__The task__
Copy each line from the data that has the word "Plano" in it.

Dataset excerpts

=====

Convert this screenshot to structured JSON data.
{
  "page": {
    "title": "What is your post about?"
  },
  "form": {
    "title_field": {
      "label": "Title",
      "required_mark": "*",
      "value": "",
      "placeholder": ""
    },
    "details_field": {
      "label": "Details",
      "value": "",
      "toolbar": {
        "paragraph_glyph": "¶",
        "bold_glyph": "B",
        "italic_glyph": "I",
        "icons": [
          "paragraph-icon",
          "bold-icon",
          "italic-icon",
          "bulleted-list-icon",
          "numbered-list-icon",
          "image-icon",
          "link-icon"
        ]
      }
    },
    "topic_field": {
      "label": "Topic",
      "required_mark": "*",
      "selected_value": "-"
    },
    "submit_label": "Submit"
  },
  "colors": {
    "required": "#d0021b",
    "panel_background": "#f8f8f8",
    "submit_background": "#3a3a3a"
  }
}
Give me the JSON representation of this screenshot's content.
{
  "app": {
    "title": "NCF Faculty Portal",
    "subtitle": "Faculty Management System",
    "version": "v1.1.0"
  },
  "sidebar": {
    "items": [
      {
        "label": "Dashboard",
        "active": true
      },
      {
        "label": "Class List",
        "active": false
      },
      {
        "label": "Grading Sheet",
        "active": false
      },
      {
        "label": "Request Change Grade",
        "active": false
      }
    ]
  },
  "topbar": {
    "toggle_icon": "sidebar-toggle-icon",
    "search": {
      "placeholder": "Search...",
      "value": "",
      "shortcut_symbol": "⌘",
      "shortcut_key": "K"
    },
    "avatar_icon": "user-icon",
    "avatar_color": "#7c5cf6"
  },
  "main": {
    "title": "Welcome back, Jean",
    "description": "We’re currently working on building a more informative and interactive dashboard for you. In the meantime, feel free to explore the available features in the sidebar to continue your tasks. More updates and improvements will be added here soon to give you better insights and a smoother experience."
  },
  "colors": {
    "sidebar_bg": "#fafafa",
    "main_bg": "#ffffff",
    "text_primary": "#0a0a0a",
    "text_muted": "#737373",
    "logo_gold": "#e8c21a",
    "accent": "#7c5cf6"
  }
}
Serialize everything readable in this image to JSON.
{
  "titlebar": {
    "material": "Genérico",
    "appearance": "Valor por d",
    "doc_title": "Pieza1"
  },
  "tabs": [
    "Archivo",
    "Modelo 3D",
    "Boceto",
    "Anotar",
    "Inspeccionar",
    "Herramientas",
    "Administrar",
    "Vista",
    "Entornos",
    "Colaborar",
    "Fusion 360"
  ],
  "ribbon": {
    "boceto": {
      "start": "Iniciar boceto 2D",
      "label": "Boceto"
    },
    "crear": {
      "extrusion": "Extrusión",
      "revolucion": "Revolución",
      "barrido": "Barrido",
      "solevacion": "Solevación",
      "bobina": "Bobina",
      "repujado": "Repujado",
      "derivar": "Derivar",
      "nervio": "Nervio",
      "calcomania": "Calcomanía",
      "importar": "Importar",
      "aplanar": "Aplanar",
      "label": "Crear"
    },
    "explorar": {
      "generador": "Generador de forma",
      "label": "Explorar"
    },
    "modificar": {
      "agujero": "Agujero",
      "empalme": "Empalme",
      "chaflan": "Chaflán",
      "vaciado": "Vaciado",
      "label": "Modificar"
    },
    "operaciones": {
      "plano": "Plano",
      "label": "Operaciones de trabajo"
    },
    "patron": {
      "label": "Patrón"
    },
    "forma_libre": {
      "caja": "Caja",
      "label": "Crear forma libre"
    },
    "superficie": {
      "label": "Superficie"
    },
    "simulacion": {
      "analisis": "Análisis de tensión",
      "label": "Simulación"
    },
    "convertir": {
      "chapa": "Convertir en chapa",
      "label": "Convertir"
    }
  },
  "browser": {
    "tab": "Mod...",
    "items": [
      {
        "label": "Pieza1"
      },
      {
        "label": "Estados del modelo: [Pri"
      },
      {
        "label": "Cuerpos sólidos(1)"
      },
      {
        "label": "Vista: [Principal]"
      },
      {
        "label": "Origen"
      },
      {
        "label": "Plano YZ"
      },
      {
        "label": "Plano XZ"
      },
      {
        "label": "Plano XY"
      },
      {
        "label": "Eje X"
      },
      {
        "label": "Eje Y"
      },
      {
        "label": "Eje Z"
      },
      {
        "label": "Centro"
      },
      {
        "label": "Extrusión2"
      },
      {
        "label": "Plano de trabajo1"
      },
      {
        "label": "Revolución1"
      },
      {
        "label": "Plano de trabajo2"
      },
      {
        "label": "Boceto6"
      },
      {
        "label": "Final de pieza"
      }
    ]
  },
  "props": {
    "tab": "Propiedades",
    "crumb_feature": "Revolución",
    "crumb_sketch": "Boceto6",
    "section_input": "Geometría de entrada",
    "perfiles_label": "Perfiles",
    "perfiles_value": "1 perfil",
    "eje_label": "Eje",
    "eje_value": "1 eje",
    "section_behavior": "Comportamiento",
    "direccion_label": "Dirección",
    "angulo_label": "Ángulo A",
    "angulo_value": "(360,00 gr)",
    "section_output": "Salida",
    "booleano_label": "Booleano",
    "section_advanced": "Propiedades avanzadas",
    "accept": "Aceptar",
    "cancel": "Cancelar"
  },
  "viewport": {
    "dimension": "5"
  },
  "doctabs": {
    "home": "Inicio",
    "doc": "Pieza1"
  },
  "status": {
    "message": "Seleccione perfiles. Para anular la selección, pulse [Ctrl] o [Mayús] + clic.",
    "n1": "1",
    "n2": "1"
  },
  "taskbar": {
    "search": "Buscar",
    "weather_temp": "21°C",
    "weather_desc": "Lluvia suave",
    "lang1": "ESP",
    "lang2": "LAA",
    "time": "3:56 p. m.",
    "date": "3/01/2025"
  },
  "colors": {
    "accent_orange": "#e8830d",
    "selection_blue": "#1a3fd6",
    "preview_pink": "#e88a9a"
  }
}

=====

__Completed task__
      "plano": "Plano",
        "label": "Plano YZ"
        "label": "Plano XZ"
        "label": "Plano XY"
        "label": "Plano de trabajo1"
        "label": "Plano de trabajo2"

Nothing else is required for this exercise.